The pieces needed to make two proposed Novant Health Michael Jordan Family Medical Clinics in Wilmington are falling into place.
Novant, which recently purchased New Hanover Regional Medical Center, announced in February that the NBA legend is donating $10 million toward the clinics, which will provide primary care and behavioral health services.
After working with Wilmington nonprofit Cape Fear Collective on site selection, Novant announced in early July that it had selected locations at 1410 S. 15th St. and on Fanning Street, properties owned by New Hanover County and the city of Wilmington, respectively.
“After an extensive search, we identified two parcels of land that were a good fit for the development of Novant Health Michael Jordan Family Medical Clinics,” a Novant Health spokesperson said.
The New Hanover County commissioners voted July 13 to donate the 2 acres on 15th Street to the Novant Health Foundation.
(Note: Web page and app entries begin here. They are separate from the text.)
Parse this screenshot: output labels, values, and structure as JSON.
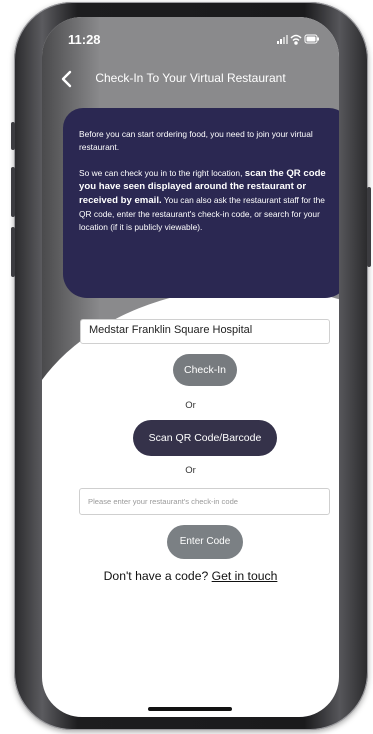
{
  "status_bar": {
    "time": "11:28"
  },
  "nav": {
    "title": "Check-In To Your Virtual Restaurant"
  },
  "info_card": {
    "para1": "Before you can start ordering food, you need to join your virtual restaurant.",
    "para2_start": "So we can check you in to the right location, ",
    "para2_bold": "scan the QR code you have seen displayed around the restaurant or received by email.",
    "para2_end": " You can also ask the restaurant staff for the QR code, enter the restaurant's check-in code, or search for your location (if it is publicly viewable)."
  },
  "location_input": {
    "value": "Medstar Franklin Square Hospital"
  },
  "buttons": {
    "check_in": "Check-In",
    "scan": "Scan QR Code/Barcode",
    "enter_code": "Enter Code"
  },
  "or_label_1": "Or",
  "or_label_2": "Or",
  "code_input": {
    "placeholder": "Please enter your restaurant's check-in code"
  },
  "footer": {
    "question": "Don't have a code? ",
    "link": "Get in touch"
  },
  "colors": {
    "card": "#2b2852",
    "scan_button": "#35324a",
    "grey_button": "#777b7f"
  }
}
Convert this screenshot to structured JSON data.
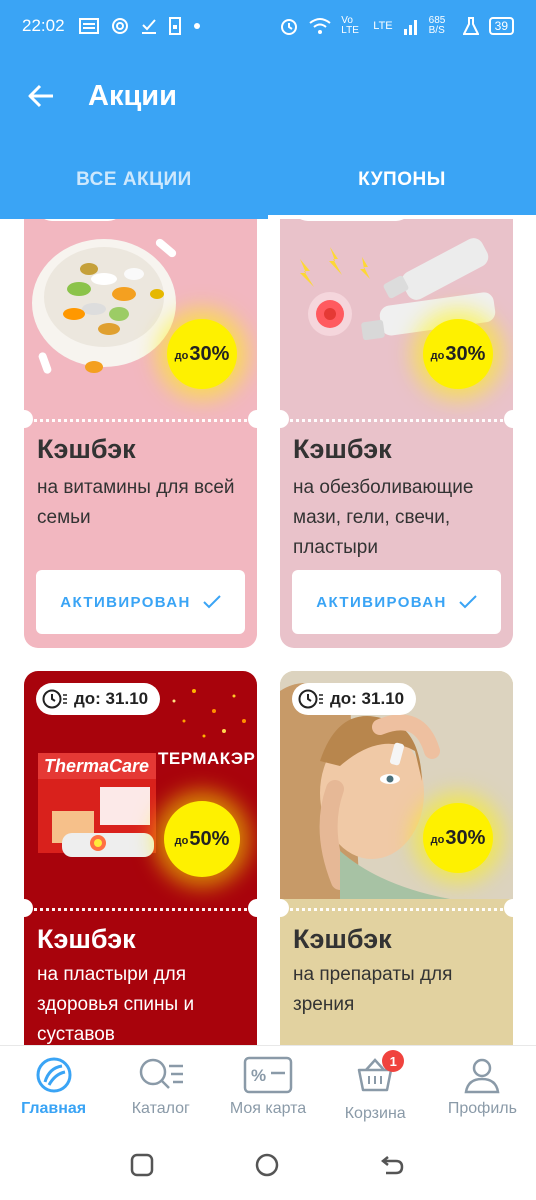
{
  "status_bar": {
    "time": "22:02",
    "network_labels": [
      "Vo LTE",
      "LTE",
      "685 B/S"
    ],
    "battery": "39"
  },
  "header": {
    "title": "Акции",
    "tabs": [
      {
        "label": "ВСЕ АКЦИИ",
        "active": false
      },
      {
        "label": "КУПОНЫ",
        "active": true
      }
    ]
  },
  "cards": [
    {
      "heading": "Кэшбэк",
      "description": "на витамины для всей семьи",
      "badge_prefix": "до",
      "badge_value": "30%",
      "button_label": "АКТИВИРОВАН",
      "bg": "#f2b7c0"
    },
    {
      "heading": "Кэшбэк",
      "description": "на обезболивающие мази, гели, свечи, пластыри",
      "badge_prefix": "до",
      "badge_value": "30%",
      "button_label": "АКТИВИРОВАН",
      "bg": "#e9c2ca"
    },
    {
      "heading": "Кэшбэк",
      "description": "на пластыри для здоровья спины и суставов",
      "date": "до: 31.10",
      "badge_prefix": "до",
      "badge_value": "50%",
      "product_label": "ТЕРМАКЭР",
      "brand_label": "ThermaCare",
      "bg": "#a8030c"
    },
    {
      "heading": "Кэшбэк",
      "description": "на препараты для зрения",
      "date": "до: 31.10",
      "badge_prefix": "до",
      "badge_value": "30%",
      "bg": "#e2d2a0"
    }
  ],
  "bottom_nav": [
    {
      "label": "Главная",
      "icon": "home-icon",
      "active": true
    },
    {
      "label": "Каталог",
      "icon": "catalog-search-icon",
      "active": false
    },
    {
      "label": "Моя карта",
      "icon": "discount-card-icon",
      "active": false
    },
    {
      "label": "Корзина",
      "icon": "basket-icon",
      "active": false,
      "badge": "1"
    },
    {
      "label": "Профиль",
      "icon": "profile-icon",
      "active": false
    }
  ],
  "colors": {
    "accent": "#3aa4f5",
    "badge_yellow": "#fef100",
    "cart_badge": "#f0433e"
  }
}
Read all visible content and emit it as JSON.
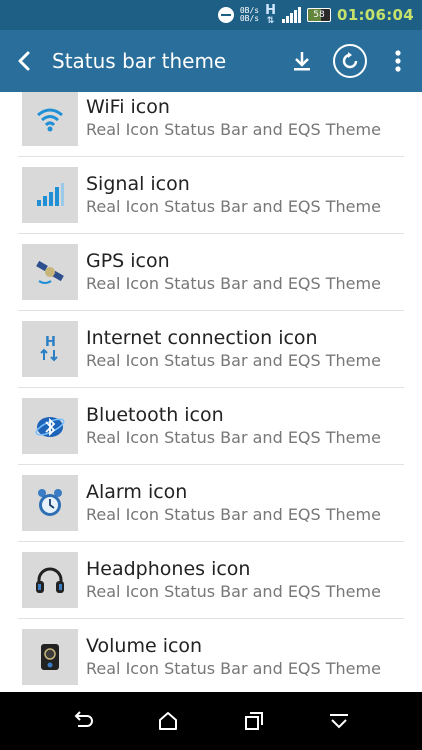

The site is near the county’s Health and Human Services Building.
“It is an ideal spot for Novant Health to have a clinic that can serve anyone and everyone in this neighborhood and beyond,” board chair Julia Olson-Boseman said. “I see this clinic working hand in hand with the county’s health and human services agency to provide support services and focus on improving social determinants of health for all of our residents.”
Meanwhile, Wilmington City Council is expected to take up the issue sometime in August, according to a city spokesperson.
“While the city of Wilmington owns the other identified site, we continue to work with the city and other community organizations to determine the exact location,” the Novant spokesperson said. “We want to ensure these clinics are positioned to have the greatest impact on health equity gaps. Both the county and city have played a vital role in that work, and we look forward to sharing updates in the weeks ahead.”
Novant Health and Jordan previously partnered to open two Michael Jordan Family Clinics in Charlotte, “bringing comprehensive primary care, including behavioral health and social support services, to the area’s most vulnerable communities,” officials said.
The Wilmington clinics would be similar to those two existing Michael Jordan Family Medical Clinics.
Such clinics fit into Novant’s goals of providing health care services closer to patients and providing better access to underserved communities, which was a significant issue as local leaders explored selling NHRMC. The sale of county-owned NHRMC to Novant closed on Feb. 1, and the Jordan announcement came just weeks after.
“These two clinics … are geared toward serving people who maybe traditionally haven’t been served too well, areas where the populations are heavily uninsured or have Medicaid,” said Philip Brown, chief community impact officer for Novant Health and former chief physician executive at NHRMC.
The clinics also build on NHRMC’s efforts to reach out beyond the hospital and directly into communities.
“We talk about health equity, and of the biggest factors [is] the social determinants of health and poverty, possibly the largest social determinant of health,” said John Gizdic, a Novant vice president and former CEO of NHRMC.
Gizdic said that Southeastern North Carolina suffers from some of the highest poverty levels in the state, and that on top of that, the region has some of the lowest health scores in a state that itself ranks in the bottom half of the country for health scores.
“We believe achieving health equity requires valuing everyone,” Novant President and CEO Carl Armato said, adding that there will be “ongoing efforts to address avoidable inequities, historic and contemporary injustices and the elimination of healthcare disparities in the communities we serve.”
Jordan graduated from Laney High School in Wilmington in 1981, and in 1982 he helped lead UNC to a national championship. He went on to play 15 seasons in the NBA, winning six championships with the Chicago Bulls. His last year in the NBA was 2003.
Most of Jordan’s wealth has come from endorsement deals, and, in 2012, Business Insider reported that he had become the first billionaire athlete. Jordan, now the principal owner and chairman of the Charlotte Hornets, is currently worth $1.6 billion.
Prior to the $10 million gift for the Wilmington clinics, his biggest charitable donation had been the $7 million he gave in 2017 for the Charlotte clinics.
“When we set out to partner with New Hanover Regional Medical Center, we made it absolutely clear that one of our top priorities was to improve health outcomes in Southeastern North Carolina with access to affordable care for all,” Armato added. “With Michael’s gift, we’ll be able to more quickly and directly have an impact. The establishment of these two new clinics reinforces our true commitment to improving the health of the southeast region.”